The Tattooed Buddha was founded by Buddhist author Ty Phillips and Dana Gornall. What started out as a showcase for Ty's writing, quickly turned into collaboration with creative writer, Dana Gornall and the home for sharing the voices of friends and colleagues in the writing community. The Tattooed Buddha strives to be a noncompetitive, open space for the author’s authentic voice. So while not necessarily Buddhist, we are offering a dialogue that is aware and awake to the reality of our present day to day, tackling issues of community, environment, and compassionate living.
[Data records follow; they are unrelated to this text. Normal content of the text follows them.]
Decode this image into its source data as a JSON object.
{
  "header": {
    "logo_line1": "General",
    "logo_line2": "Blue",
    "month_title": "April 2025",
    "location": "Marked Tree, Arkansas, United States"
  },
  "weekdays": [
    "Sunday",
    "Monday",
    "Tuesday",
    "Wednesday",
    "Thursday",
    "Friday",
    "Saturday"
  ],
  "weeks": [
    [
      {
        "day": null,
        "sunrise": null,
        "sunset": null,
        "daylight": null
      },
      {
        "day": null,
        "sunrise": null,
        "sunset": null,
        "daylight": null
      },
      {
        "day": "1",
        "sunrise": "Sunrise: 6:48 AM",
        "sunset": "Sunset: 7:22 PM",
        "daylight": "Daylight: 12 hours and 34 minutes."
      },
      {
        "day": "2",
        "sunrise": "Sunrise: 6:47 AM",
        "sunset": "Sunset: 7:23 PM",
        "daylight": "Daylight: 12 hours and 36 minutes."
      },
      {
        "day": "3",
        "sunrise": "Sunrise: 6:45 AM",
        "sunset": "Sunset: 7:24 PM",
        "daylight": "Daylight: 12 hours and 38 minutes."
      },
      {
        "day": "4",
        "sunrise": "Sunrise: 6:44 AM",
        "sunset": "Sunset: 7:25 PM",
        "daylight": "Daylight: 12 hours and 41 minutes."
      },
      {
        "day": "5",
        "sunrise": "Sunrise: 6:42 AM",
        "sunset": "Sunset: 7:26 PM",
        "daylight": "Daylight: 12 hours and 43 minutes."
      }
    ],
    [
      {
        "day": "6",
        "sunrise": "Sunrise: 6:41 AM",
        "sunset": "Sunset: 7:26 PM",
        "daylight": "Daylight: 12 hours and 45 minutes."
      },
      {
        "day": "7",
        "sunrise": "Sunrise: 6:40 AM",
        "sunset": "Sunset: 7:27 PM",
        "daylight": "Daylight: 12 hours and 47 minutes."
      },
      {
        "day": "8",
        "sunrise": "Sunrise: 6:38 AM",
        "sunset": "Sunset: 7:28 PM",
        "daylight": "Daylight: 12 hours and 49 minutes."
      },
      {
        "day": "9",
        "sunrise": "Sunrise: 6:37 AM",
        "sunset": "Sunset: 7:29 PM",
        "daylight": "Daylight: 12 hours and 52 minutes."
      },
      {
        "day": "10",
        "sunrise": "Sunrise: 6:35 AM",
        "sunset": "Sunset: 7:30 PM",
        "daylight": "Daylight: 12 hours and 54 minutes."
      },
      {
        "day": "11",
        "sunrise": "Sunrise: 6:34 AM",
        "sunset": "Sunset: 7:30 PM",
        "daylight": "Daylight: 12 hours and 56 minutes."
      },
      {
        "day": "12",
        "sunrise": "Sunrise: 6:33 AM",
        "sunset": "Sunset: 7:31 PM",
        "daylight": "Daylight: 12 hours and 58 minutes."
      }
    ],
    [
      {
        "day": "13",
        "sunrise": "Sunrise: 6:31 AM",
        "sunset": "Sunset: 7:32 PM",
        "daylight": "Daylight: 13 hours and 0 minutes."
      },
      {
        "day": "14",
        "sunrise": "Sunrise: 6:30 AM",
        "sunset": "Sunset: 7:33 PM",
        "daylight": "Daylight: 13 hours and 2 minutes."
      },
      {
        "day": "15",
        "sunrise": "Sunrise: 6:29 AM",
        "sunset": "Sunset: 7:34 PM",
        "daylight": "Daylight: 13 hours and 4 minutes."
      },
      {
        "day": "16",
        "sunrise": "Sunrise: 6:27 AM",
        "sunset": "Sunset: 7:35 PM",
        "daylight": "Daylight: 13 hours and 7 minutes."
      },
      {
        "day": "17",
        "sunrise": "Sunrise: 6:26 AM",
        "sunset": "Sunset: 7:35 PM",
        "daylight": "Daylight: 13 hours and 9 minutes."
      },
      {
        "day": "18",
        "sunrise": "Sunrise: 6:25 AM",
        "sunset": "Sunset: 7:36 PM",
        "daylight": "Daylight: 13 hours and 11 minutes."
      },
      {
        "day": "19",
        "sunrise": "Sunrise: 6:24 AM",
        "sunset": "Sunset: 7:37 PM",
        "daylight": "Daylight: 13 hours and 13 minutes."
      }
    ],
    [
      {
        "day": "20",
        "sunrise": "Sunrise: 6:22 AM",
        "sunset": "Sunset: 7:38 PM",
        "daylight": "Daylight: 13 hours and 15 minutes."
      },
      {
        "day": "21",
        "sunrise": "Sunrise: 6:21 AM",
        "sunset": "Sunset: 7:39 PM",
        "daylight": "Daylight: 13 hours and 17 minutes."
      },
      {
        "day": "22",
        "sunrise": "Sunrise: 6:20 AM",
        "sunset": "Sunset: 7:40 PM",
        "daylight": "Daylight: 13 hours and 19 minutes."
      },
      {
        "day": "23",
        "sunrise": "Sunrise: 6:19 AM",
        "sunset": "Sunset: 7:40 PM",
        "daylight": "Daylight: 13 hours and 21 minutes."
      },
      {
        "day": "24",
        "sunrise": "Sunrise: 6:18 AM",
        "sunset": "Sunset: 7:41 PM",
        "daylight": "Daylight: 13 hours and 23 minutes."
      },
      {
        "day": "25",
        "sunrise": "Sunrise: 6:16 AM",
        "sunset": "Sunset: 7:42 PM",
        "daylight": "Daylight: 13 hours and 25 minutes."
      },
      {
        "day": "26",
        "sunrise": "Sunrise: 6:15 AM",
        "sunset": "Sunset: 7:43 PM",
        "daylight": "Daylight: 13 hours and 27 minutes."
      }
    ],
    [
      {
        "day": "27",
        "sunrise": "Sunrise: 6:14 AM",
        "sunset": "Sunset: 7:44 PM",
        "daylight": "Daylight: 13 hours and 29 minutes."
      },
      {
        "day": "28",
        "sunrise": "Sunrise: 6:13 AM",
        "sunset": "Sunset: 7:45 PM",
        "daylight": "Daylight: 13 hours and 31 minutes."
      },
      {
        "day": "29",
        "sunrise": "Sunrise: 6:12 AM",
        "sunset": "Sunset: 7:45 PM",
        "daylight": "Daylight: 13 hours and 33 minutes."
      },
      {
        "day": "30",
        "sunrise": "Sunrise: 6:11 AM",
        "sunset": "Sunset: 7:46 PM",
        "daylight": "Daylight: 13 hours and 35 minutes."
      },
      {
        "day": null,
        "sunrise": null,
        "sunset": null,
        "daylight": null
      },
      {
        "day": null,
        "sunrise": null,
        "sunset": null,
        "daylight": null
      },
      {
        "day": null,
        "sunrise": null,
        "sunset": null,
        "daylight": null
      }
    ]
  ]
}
By | 2016-10-14T07:48:33+00:00 March 7th, 2016|blog, Buddhism, Featured|0 Comments